Lorna Kardatzke is the woman with a plan – a plan to keep Louisiana Tech’s students, faculty and staff yearning for more.
More historical documents, that is. In February, Kardatzke loaned letters penned by Charles Dickens to the university, and one of them was discovered to have been unpublished.
“I’ve been in touch with Leon Litvack, one of the editors of the Dickens letters, and he was the first one to tell me that the letter was unknown,” said Dr. Rick Simmons, director of the Center of Educational Excellence and an associate professor of English. “He confirmed it and was really excited.”
Simmons said it looks like the additional Dickens letter Tech received from Kardatzke is another uncataloged Dickens letter.
He added that Tech now has handwritten documents by all three notable 19th-century British Poet Laureates – Robert Southey, William Wordsworth and Alfred, Lord Tennyson – in the collection.
“I can’t imagine there are many places in the world that have the work of these three men in their own handwriting in the same room,” Simmons said. “Other than a few years at the beginning and the end of the century, those three men were Poet Laureates during the majority of the 19th century.”
Kardatzke and her husband Jon visited Tech’s archives, located on the fourth floor of Prescott Memorial Library, on Thursday, March 12 to see the Dickens letters displayed, along with other items they have loaned the university, including a 17th century biography of Queen Elizabeth and several other framed and matted letters written by Ralph Waldo Emerson, William Wordsworth and several others.
“It’s beautiful, absolutely beautiful,” Kardatzke said when viewing the display, which is open to the public. “I’m really thrilled to see it. All of these are very dear to my heart, but the university is very dear, too.”
Kardatzke’s father, Frellsen Smith, taught technical writing at Tech from 1938 to1972 and was replaced by Dr. Ed Jacobs, dean of the College of Liberal Arts.
“This is so great for Louisiana Tech,” said Dr. Donald Kaczvinsky, director of the School of Literature and Language. “This quality of documents in North Louisiana is great.
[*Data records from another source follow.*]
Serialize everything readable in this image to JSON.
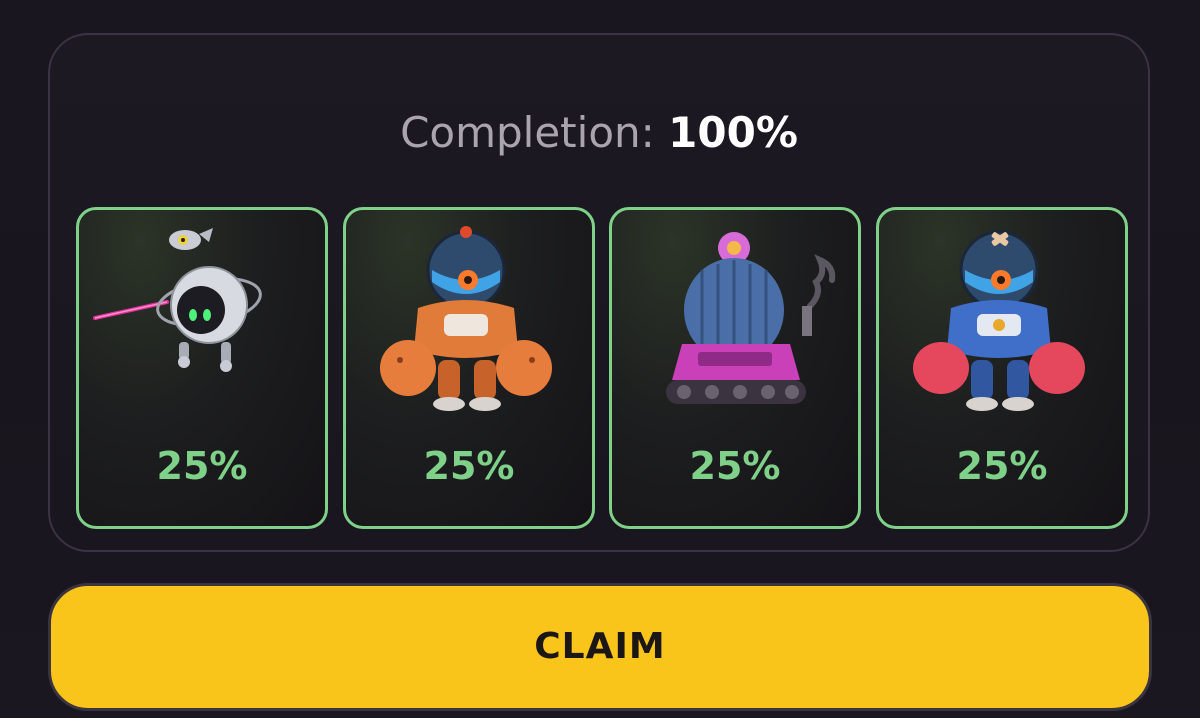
{
  "completion": {
    "label": "Completion:",
    "value": "100%"
  },
  "cards": [
    {
      "percent": "25%",
      "icon": "orbital-drone-robot-icon"
    },
    {
      "percent": "25%",
      "icon": "orange-mech-robot-icon"
    },
    {
      "percent": "25%",
      "icon": "cactus-tank-robot-icon"
    },
    {
      "percent": "25%",
      "icon": "blue-mech-robot-icon"
    }
  ],
  "claim": {
    "label": "CLAIM"
  },
  "colors": {
    "accent_green": "#7fd18a",
    "claim_yellow": "#f9c51a",
    "background": "#1a1620"
  }
}
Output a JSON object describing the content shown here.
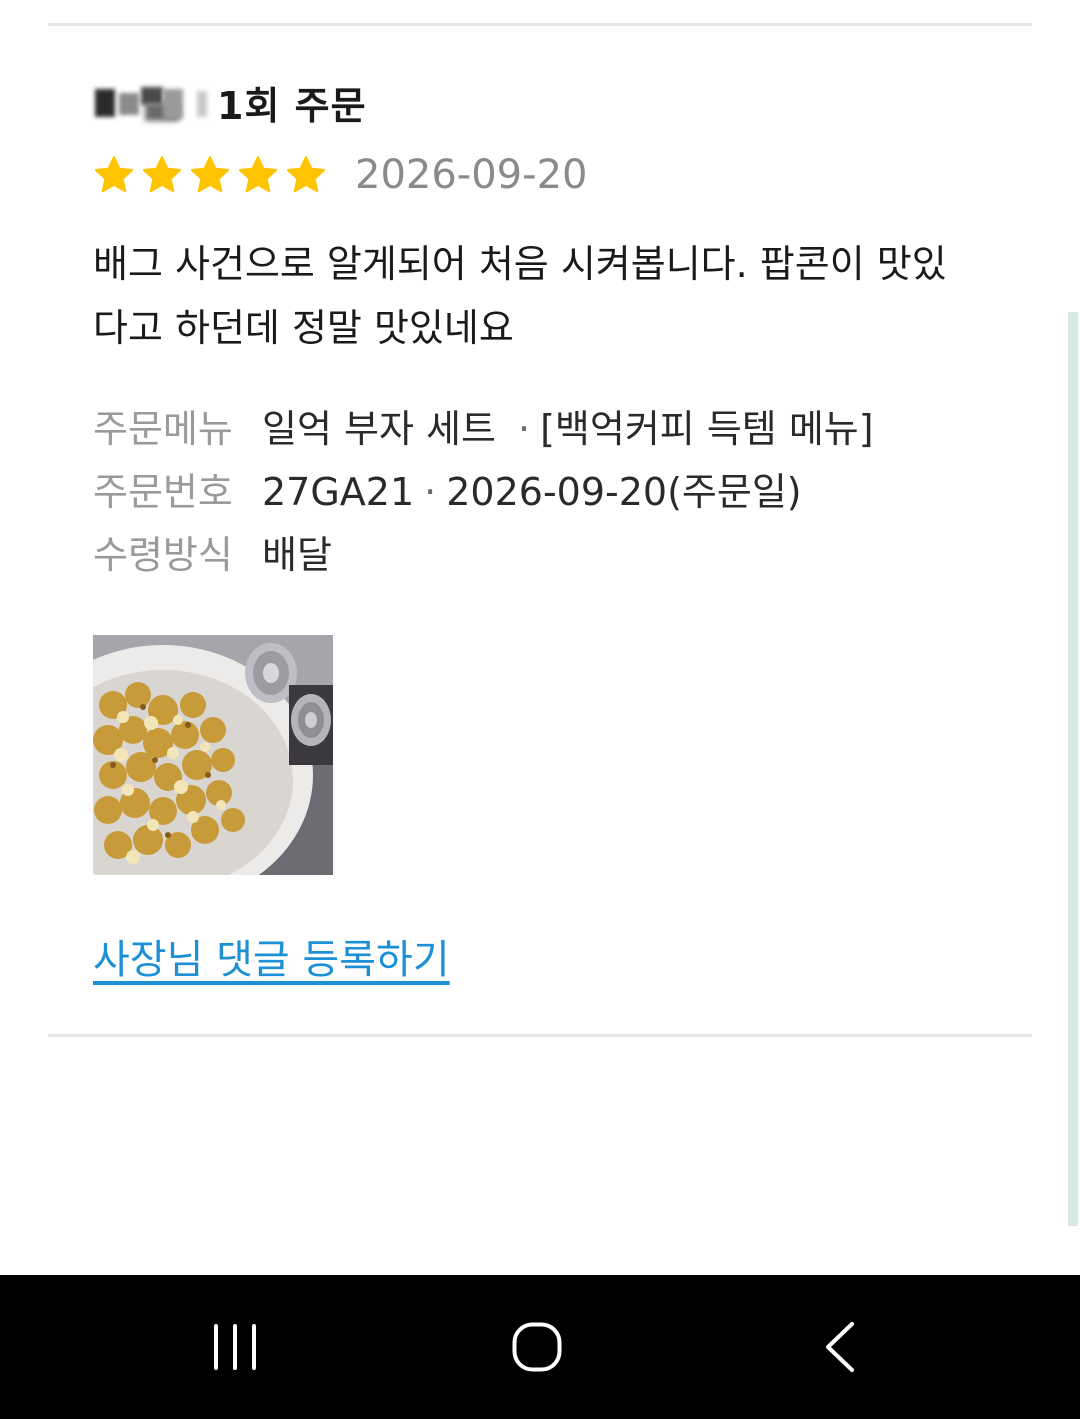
{
  "review": {
    "reviewer_name_blurred": true,
    "order_count": "1회 주문",
    "rating": 5,
    "rating_max": 5,
    "date": "2026-09-20",
    "text": "배그 사건으로 알게되어 처음 시켜봅니다. 팝콘이 맛있다고 하던데 정말 맛있네요",
    "info": {
      "menu_label": "주문메뉴",
      "menu_value": "일억 부자 세트 ",
      "menu_separator": "·",
      "menu_category": "[백억커피 득템 메뉴]",
      "order_no_label": "주문번호",
      "order_no_value": "27GA21",
      "order_separator": "·",
      "order_date": "2026-09-20(주문일)",
      "method_label": "수령방식",
      "method_value": "배달"
    },
    "photo": "popcorn-bowl-with-cans",
    "reply_link": "사장님 댓글 등록하기"
  },
  "colors": {
    "star": "#FFC400",
    "link": "#1E90D6",
    "muted_text": "#9A9A9A",
    "date_text": "#8A8A8A",
    "scroll_indicator": "#D7EBE1",
    "navbar": "#000000"
  },
  "navbar": {
    "recents_icon": "recent-apps-icon",
    "home_icon": "home-icon",
    "back_icon": "back-icon"
  }
}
I’m bringing my students here every single quarter.”
Kardatzke has collected letters and documents written by a variety of literary greats, including Nathaniel Hawthorne, Robert Frost, Robert and Elizabeth Barrett Browning, Edgar Allan Poe, Lord Byron and several others. She even gave a letter written by Mark Twain to Dr. Pat Garrett, an English professor, who loaned the document to Tech’s archives. Peggy Carter, university archivist, said the items on loan were of great value to the university.
“We’re so thankful and excited to fill this room with items (they’ve) collected over the years,” Carter said.
The Kardatzkes founded the Museum of World Treasures, which displays their historical collection of various world documents and artifacts, some which Jon Kardatzke started collecting when he was 16 years old.
“I consider Ruston home and always will,” Lorna Kardatzke, who lived in Ruston as a child, said. “To be part of the Tech scene is really exciting for me. To have this connection to Tech is very important and special, and I will continue to bring signed manuscripts as long as they want them.”
She added, “We will bring more.”
Written by Judith Roberts